--- Material for this exercise ---

------------------------

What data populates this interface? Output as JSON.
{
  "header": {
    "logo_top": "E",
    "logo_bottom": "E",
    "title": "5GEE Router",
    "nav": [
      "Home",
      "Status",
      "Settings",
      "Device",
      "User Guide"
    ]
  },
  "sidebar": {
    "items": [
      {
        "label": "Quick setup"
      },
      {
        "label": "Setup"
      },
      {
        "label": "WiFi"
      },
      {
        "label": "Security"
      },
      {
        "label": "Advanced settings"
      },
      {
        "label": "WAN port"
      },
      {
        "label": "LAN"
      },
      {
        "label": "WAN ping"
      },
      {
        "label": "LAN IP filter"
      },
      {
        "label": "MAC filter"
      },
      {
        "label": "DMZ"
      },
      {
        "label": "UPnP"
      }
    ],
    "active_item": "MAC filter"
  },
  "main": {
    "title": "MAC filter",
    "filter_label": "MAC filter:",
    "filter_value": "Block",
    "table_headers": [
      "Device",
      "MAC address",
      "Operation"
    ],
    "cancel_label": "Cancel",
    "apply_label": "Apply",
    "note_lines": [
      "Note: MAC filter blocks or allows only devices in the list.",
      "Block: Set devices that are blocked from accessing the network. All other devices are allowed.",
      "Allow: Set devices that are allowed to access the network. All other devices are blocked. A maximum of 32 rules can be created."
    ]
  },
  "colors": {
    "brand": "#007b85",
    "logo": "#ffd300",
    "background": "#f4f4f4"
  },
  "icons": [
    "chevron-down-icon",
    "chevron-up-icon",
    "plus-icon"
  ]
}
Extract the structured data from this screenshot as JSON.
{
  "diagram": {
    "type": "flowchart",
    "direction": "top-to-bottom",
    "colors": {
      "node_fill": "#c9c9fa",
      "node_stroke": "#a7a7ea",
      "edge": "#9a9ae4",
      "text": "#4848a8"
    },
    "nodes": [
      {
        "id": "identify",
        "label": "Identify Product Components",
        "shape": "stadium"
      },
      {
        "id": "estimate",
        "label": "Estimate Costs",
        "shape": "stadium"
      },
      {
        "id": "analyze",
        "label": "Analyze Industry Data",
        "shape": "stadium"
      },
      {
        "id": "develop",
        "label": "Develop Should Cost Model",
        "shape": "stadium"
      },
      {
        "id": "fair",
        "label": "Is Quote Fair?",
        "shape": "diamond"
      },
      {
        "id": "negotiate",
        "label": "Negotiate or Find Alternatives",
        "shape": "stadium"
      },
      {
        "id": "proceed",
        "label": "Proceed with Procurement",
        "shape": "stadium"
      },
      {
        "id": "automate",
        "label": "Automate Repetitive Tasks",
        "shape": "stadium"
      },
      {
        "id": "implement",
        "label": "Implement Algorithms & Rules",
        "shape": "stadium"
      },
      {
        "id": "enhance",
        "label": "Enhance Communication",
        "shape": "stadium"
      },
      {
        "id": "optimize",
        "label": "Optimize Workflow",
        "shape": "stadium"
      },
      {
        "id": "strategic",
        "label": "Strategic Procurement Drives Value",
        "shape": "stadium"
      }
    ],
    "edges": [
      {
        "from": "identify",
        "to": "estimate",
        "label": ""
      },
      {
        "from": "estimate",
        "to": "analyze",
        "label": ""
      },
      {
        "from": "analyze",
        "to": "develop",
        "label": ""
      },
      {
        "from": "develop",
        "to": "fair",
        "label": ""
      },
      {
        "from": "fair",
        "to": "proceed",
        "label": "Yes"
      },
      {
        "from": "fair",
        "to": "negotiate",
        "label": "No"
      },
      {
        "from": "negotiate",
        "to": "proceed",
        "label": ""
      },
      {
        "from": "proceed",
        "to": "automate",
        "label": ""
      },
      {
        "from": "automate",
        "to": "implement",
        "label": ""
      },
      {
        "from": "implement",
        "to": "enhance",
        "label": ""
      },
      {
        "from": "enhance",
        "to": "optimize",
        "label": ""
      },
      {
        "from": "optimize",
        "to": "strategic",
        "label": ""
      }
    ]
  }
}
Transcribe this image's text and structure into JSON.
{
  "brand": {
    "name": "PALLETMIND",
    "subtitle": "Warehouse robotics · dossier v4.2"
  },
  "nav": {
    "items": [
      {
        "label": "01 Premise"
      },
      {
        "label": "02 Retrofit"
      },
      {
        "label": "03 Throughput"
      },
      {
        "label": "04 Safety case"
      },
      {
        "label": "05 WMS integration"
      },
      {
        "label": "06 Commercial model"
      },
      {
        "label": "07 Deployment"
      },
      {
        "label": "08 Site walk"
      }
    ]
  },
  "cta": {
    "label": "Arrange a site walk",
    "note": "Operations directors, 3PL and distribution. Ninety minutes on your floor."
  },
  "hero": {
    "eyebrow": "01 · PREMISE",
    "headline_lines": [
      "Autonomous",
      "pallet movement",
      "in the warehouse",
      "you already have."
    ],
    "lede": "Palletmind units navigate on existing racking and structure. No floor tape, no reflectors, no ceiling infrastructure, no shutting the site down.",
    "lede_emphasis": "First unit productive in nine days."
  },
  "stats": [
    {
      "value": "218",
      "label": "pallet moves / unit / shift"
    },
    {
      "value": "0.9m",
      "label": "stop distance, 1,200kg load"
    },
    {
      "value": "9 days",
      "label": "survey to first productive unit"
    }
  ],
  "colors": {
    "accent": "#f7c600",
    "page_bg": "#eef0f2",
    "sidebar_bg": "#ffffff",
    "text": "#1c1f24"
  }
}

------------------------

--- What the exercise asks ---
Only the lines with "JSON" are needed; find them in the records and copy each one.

--- Exercise response ---
What data populates this interface? Output as JSON.
Extract the structured data from this screenshot as JSON.
Transcribe this image's text and structure into JSON.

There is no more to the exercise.